So what does New York racing do for an encore in 2016 and what do we predict? First, unlike last year, we are predicting that there will not be a Triple Crown winner in 2016. So much for repeating our 2015 bold prediction!
In horse racing, the real attention getter this year will be with the status of the NYRA franchise. Recall, the NYRA Reorganization Board was supposed to issue a report in April 2015 with recommendations and was scheduled to end its reign in October 2015. Those deadlines expired and now NYRA is expected to release these reports and recommendations in 2016. There has been a slow but steady drumbeat by some state legislators that it is now time to end the government control that comes with the Reorganization Board and return it to its original non-profit non-governmental status. We remain skeptical that the state will soon return NYRA to a non-governmental non-profit model, as there are few examples of the state ceding control of anything once they have it. Expect to hear about how well NYRA has been managed by the Reorganization Board and its reported “profitability” when those looking for a reversion to non-profit status speak up in 2016.

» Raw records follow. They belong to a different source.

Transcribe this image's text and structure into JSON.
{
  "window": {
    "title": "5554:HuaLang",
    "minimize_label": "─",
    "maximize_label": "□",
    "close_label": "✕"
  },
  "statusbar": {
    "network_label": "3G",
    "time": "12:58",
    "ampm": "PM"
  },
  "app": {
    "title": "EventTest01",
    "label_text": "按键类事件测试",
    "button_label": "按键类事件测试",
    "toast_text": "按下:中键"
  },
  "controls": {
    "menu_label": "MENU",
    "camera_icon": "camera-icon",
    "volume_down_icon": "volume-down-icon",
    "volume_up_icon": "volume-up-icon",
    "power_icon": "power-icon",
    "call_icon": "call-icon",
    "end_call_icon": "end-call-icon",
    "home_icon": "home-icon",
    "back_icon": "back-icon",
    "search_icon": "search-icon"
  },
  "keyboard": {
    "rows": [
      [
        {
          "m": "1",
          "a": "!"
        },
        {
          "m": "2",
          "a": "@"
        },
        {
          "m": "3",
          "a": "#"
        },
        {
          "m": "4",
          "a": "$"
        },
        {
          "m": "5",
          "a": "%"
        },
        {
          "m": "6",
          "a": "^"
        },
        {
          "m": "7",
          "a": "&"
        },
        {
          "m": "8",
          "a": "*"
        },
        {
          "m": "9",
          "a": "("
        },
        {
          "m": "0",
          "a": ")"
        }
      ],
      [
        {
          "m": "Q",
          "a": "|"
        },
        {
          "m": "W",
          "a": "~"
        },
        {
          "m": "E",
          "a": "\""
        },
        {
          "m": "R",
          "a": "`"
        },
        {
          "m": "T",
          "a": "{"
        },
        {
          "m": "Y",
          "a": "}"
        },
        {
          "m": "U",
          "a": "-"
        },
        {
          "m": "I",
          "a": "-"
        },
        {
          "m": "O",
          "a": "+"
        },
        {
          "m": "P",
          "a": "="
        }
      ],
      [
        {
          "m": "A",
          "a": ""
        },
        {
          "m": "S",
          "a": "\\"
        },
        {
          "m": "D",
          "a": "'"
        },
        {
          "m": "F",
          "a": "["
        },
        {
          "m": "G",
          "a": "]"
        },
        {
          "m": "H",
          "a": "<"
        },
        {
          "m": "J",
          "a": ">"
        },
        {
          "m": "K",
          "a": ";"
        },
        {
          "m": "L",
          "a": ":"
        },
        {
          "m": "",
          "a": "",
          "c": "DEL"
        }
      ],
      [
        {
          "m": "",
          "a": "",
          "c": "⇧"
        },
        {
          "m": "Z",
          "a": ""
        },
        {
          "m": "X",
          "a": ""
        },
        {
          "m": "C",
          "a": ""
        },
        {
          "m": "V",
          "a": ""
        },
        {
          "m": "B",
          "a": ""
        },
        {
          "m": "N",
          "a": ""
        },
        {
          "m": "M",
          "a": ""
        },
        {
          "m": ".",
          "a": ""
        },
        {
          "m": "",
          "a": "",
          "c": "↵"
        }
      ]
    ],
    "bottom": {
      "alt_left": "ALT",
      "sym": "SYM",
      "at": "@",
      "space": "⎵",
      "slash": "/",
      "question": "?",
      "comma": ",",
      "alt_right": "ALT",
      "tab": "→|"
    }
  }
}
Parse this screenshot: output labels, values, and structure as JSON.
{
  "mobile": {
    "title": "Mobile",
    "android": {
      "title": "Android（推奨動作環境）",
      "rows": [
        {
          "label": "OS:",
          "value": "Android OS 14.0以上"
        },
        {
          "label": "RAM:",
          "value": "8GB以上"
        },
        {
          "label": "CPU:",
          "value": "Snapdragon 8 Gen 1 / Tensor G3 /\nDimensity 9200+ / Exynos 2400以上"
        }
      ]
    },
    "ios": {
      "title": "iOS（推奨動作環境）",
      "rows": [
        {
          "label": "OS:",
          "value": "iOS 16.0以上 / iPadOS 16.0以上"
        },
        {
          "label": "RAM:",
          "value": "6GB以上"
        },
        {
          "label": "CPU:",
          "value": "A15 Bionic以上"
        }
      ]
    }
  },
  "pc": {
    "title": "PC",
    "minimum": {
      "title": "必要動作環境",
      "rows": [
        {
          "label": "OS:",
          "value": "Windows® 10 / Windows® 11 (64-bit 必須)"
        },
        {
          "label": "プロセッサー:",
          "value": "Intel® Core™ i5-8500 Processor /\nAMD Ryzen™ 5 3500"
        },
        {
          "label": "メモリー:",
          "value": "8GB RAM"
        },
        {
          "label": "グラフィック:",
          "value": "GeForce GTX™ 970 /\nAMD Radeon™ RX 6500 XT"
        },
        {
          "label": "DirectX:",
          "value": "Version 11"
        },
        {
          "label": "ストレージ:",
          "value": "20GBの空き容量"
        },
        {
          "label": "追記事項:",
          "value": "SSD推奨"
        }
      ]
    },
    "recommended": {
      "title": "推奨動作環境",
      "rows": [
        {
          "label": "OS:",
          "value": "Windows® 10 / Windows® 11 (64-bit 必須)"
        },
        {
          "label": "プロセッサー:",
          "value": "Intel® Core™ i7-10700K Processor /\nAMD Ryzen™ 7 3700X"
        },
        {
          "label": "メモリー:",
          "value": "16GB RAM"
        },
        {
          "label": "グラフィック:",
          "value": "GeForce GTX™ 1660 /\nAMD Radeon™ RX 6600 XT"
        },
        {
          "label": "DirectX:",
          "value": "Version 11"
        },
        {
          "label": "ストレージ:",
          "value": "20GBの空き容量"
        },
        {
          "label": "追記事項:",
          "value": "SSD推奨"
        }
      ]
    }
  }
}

Lurking down the road is the prospect of the state trying to sell the thoroughbred racing franchise. While the value of the franchise is highly speculative, keep in mind that there are at least three remaining casino licenses available. Since historic Saratoga is a non-starter, and Genting already operates Resorts Word at Aqueduct, the notion of siting a world class gaming facility at expansive Belmont Park could be a very enticing idea for both government and the major players in the gaming industry. Although this would not all be accomplished in 2016, we expect to see some subtle movements that would lay the foundation for this to happen in the future.
If pressed, we would predict 2016 in New York racing and gaming will be most notable for the storyline of daily fantasy sports, and that may be decided early in the year for practical purposes. The impact of the future of DFS will be followed closely by the rising steel and construction from the new casinos in the state. New York racing will enjoy the 2015 residual excitement courtesy of American Pharoah, and we expect to see jockeying for the future of the NYRA franchise heat up this year, particularly after release of the long awaited NYRA Reorganization Board report.
Of course, this is New York, and despite our fairly sound record of forecasting from past years, we caution that we could be dead wrong and this could turn out to be a wild and whacky year. In racing parlance, you can call that our “saver bet.”
Best wishes for a safe and healthy 2016!